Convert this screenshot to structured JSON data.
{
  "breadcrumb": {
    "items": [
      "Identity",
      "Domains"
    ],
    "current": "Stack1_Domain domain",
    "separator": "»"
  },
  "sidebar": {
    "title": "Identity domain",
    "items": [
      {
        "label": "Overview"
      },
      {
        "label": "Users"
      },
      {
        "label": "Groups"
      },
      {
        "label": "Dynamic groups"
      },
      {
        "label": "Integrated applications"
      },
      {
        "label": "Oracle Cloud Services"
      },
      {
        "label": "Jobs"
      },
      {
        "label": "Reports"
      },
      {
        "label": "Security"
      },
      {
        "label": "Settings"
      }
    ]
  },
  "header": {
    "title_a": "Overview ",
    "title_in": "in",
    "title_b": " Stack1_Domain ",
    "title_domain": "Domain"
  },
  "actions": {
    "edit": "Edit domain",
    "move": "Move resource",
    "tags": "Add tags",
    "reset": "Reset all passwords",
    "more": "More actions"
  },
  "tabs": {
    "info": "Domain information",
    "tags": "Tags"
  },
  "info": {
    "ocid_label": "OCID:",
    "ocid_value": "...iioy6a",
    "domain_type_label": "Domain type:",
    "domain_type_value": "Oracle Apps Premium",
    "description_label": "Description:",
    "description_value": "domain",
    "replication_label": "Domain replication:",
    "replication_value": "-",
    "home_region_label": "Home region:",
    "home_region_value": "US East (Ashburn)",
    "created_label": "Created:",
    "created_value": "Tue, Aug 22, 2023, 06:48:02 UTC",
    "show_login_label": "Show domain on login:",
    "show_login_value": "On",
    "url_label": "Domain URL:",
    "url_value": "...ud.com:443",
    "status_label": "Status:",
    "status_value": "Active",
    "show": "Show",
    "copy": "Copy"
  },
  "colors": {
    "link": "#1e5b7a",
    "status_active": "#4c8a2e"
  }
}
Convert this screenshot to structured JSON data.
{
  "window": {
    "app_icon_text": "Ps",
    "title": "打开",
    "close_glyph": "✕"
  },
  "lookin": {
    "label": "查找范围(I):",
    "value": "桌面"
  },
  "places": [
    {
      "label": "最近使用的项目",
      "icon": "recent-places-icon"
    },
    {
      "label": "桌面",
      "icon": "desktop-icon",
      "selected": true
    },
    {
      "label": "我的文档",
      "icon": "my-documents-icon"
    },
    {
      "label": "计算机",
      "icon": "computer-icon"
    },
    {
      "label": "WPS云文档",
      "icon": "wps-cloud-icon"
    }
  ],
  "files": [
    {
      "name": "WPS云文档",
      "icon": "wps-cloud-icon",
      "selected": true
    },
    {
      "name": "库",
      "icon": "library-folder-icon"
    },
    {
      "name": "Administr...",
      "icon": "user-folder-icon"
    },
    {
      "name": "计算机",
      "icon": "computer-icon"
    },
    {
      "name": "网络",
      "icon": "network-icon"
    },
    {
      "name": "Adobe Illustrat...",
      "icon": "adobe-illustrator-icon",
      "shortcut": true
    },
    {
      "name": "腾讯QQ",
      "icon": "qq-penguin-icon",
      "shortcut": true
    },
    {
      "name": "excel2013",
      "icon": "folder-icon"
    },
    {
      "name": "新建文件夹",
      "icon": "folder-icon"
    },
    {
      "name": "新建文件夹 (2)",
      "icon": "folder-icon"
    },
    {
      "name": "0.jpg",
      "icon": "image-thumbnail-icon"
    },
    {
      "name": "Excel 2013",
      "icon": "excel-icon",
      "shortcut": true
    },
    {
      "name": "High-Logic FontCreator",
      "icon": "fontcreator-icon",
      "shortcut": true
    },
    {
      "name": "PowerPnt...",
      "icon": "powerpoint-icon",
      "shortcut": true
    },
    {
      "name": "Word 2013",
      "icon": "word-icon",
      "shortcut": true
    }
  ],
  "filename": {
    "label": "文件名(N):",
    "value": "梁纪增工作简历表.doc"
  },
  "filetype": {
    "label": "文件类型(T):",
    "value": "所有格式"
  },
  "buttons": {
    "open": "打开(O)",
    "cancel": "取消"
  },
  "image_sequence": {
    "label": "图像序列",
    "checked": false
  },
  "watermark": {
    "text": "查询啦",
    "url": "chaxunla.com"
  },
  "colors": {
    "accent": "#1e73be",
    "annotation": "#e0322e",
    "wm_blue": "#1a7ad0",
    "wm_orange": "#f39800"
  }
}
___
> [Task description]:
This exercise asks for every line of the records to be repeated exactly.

> [Response box]:
Convert this screenshot to structured JSON data.
{
  "breadcrumb": {
    "items": [
      "Identity",
      "Domains"
    ],
    "current": "Stack1_Domain domain",
    "separator": "»"
  },
  "sidebar": {
    "title": "Identity domain",
    "items": [
      {
        "label": "Overview"
      },
      {
        "label": "Users"
      },
      {
        "label": "Groups"
      },
      {
        "label": "Dynamic groups"
      },
      {
        "label": "Integrated applications"
      },
      {
        "label": "Oracle Cloud Services"
      },
      {
        "label": "Jobs"
      },
      {
        "label": "Reports"
      },
      {
        "label": "Security"
      },
      {
        "label": "Settings"
      }
    ]
  },
  "header": {
    "title_a": "Overview ",
    "title_in": "in",
    "title_b": " Stack1_Domain ",
    "title_domain": "Domain"
  },
  "actions": {
    "edit": "Edit domain",
    "move": "Move resource",
    "tags": "Add tags",
    "reset": "Reset all passwords",
    "more": "More actions"
  },
  "tabs": {
    "info": "Domain information",
    "tags": "Tags"
  },
  "info": {
    "ocid_label": "OCID:",
    "ocid_value": "...iioy6a",
    "domain_type_label": "Domain type:",
    "domain_type_value": "Oracle Apps Premium",
    "description_label": "Description:",
    "description_value": "domain",
    "replication_label": "Domain replication:",
    "replication_value": "-",
    "home_region_label": "Home region:",
    "home_region_value": "US East (Ashburn)",
    "created_label": "Created:",
    "created_value": "Tue, Aug 22, 2023, 06:48:02 UTC",
    "show_login_label": "Show domain on login:",
    "show_login_value": "On",
    "url_label": "Domain URL:",
    "url_value": "...ud.com:443",
    "status_label": "Status:",
    "status_value": "Active",
    "show": "Show",
    "copy": "Copy"
  },
  "colors": {
    "link": "#1e5b7a",
    "status_active": "#4c8a2e"
  }
}
Convert this screenshot to structured JSON data.
{
  "window": {
    "app_icon_text": "Ps",
    "title": "打开",
    "close_glyph": "✕"
  },
  "lookin": {
    "label": "查找范围(I):",
    "value": "桌面"
  },
  "places": [
    {
      "label": "最近使用的项目",
      "icon": "recent-places-icon"
    },
    {
      "label": "桌面",
      "icon": "desktop-icon",
      "selected": true
    },
    {
      "label": "我的文档",
      "icon": "my-documents-icon"
    },
    {
      "label": "计算机",
      "icon": "computer-icon"
    },
    {
      "label": "WPS云文档",
      "icon": "wps-cloud-icon"
    }
  ],
  "files": [
    {
      "name": "WPS云文档",
      "icon": "wps-cloud-icon",
      "selected": true
    },
    {
      "name": "库",
      "icon": "library-folder-icon"
    },
    {
      "name": "Administr...",
      "icon": "user-folder-icon"
    },
    {
      "name": "计算机",
      "icon": "computer-icon"
    },
    {
      "name": "网络",
      "icon": "network-icon"
    },
    {
      "name": "Adobe Illustrat...",
      "icon": "adobe-illustrator-icon",
      "shortcut": true
    },
    {
      "name": "腾讯QQ",
      "icon": "qq-penguin-icon",
      "shortcut": true
    },
    {
      "name": "excel2013",
      "icon": "folder-icon"
    },
    {
      "name": "新建文件夹",
      "icon": "folder-icon"
    },
    {
      "name": "新建文件夹 (2)",
      "icon": "folder-icon"
    },
    {
      "name": "0.jpg",
      "icon": "image-thumbnail-icon"
    },
    {
      "name": "Excel 2013",
      "icon": "excel-icon",
      "shortcut": true
    },
    {
      "name": "High-Logic FontCreator",
      "icon": "fontcreator-icon",
      "shortcut": true
    },
    {
      "name": "PowerPnt...",
      "icon": "powerpoint-icon",
      "shortcut": true
    },
    {
      "name": "Word 2013",
      "icon": "word-icon",
      "shortcut": true
    }
  ],
  "filename": {
    "label": "文件名(N):",
    "value": "梁纪增工作简历表.doc"
  },
  "filetype": {
    "label": "文件类型(T):",
    "value": "所有格式"
  },
  "buttons": {
    "open": "打开(O)",
    "cancel": "取消"
  },
  "image_sequence": {
    "label": "图像序列",
    "checked": false
  },
  "watermark": {
    "text": "查询啦",
    "url": "chaxunla.com"
  },
  "colors": {
    "accent": "#1e73be",
    "annotation": "#e0322e",
    "wm_blue": "#1a7ad0",
    "wm_orange": "#f39800"
  }
}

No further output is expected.